Kentucky Attorney General Daniel Cameron has championed conservative health care policies in his campaign to unseat Democratic Gov. Andy Beshear. But while he advocates for work requirements for Medicaid, Cameron has said that he would not support reversing the expansion of eligibility for the health insurance program under the Affordable Care Act.
However, while campaigning for the GOP gubernatorial nomination in April, Cameron indicated that he wanted to see the Affordable Care Act undone. He filled out a questionnaire for Northern Kentucky Right to Life, where he answered "Yes" to the question: "Will you actively oppose (and if in a position to do so, work against and vote against) state or federal legislation or regulation mandating health insurance coverage of abortion (both surgical and chemical) and artificial contraception, and will you actively support (and if in a position to do so, work for and vote for) the repeal of the ACA (Obamacare)?"
Cameron's answer to the questionnaire has not been previously reported, and it's at odds with what he's said about Medicaid on the campaign trail, which has focused on adding work requirements for able-bodied people.
“Medicaid should not be a program that people stay on for the remainder of their life, especially if they can work.
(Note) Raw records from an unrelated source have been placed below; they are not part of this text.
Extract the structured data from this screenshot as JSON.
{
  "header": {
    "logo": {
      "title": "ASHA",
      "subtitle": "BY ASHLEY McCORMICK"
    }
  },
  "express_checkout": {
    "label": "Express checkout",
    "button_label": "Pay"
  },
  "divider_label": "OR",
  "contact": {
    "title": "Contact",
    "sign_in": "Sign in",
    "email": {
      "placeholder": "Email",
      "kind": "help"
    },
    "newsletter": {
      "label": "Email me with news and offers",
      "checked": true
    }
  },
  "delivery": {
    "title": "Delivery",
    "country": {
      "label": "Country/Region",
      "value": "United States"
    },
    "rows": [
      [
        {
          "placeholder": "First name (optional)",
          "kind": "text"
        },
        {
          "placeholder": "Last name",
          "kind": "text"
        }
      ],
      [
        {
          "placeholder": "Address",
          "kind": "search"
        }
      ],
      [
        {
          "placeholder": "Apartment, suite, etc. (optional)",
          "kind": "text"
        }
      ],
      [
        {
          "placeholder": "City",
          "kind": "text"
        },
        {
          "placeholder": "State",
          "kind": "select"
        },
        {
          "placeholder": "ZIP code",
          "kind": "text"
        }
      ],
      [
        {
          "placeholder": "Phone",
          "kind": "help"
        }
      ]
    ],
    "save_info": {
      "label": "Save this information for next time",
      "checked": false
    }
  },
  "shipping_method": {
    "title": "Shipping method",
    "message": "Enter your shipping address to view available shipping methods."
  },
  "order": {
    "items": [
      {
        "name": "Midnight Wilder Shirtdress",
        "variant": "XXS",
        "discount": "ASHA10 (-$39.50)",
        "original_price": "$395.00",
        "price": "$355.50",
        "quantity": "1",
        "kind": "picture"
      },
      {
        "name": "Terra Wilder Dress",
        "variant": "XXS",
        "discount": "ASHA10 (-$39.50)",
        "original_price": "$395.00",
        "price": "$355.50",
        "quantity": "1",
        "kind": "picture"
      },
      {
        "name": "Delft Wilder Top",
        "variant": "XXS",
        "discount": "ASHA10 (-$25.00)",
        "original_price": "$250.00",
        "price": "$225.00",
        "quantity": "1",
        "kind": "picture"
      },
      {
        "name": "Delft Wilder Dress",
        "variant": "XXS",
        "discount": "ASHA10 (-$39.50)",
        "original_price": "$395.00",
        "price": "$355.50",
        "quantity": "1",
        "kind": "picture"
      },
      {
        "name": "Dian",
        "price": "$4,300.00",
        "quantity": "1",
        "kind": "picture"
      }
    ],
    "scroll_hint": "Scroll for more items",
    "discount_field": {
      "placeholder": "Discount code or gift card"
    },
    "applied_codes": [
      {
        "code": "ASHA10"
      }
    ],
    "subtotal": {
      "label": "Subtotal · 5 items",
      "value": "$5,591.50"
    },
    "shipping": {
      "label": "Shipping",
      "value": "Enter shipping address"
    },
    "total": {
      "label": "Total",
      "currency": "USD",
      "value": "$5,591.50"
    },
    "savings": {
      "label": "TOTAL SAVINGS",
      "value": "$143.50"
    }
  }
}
It needs to be transitory, so that we can save it for other folks that actually need it," Cameron said at a candidate forum during the GOP primary in April, the same month the questionnaire was released.
If an effort to repeal the ACA federally was successful, the 2014 state Medicaid expansion would be invalidated.
According to the Kaiser Family Foundation, Medicaid enrollment in Kentucky jumped 95% from the period before the ACA was passed to January 2016. As of September 2022, over 600,000 people in Kentucky were enrolled in Medicaid as part of the ACA expansion.
Asked for a comment on the questionnaire, Cameron echoed his earlier remarks in a statement to NBC News.
"As governor, I will make sure our most vulnerable are taken care of, while getting able-bodied people back to work,” he said.
Health policy has already been a flashpoint in the race. Democrats are attacking Cameron for the work requirement plan he touts on the trail.
A narrator in a TV ad run by a group affiliated with the Democratic Governors Association alleges that "Cameron threatens to take away coverage from over 95,000 Kentuckians."
Beshear, the Democratic incumbent, has been a proponent of increasing the scope of the state's Medicaid program.
He expanded Kentucky's Medicaid to cover dental, vision and hearing services (though that move was later rolled back by the Republican state legislature) and signed a bill that would increase Medicaid payment rates for outpatient procedures performed at hospitals, which partially helps to increase funding to hospitals in the state.
When he ran for governor in 2019, Beshear bested then-Gov. Matt Bevin, a Republican.
Bevin repeatedly tried to impose certain work requirements for Medicaid, a move that was rejected by federal judge.
The TV ad from Defending Bluegrass Values, the DGA-backed group, ties Cameron's plan to Bevin's, with a narrator telling viewers that, "Cameron says he absolutely supports bringing back Matt Bevin's ruthless Medicaid plan."
In addition to the question regarding the ACA, the other questions Cameron answered for Northern Kentucky Right to Life largely dealt with abortion and birth control.
He answered "yes" to questions about supporting codifying personhood from the moment of fertilization in the U.S. Constitution; criminalizing providers who perform abortions (except in cases to save the life of a mother); and supporting legislation to forbid "all use of local, state, federal, and/or Medicare or Medicaid funds for abortion." The questionnaire's definition of abortion includes "the so-called 'morning after pill,' Norplant, Depo Provera, or the so-called 'standard birth control pill.'"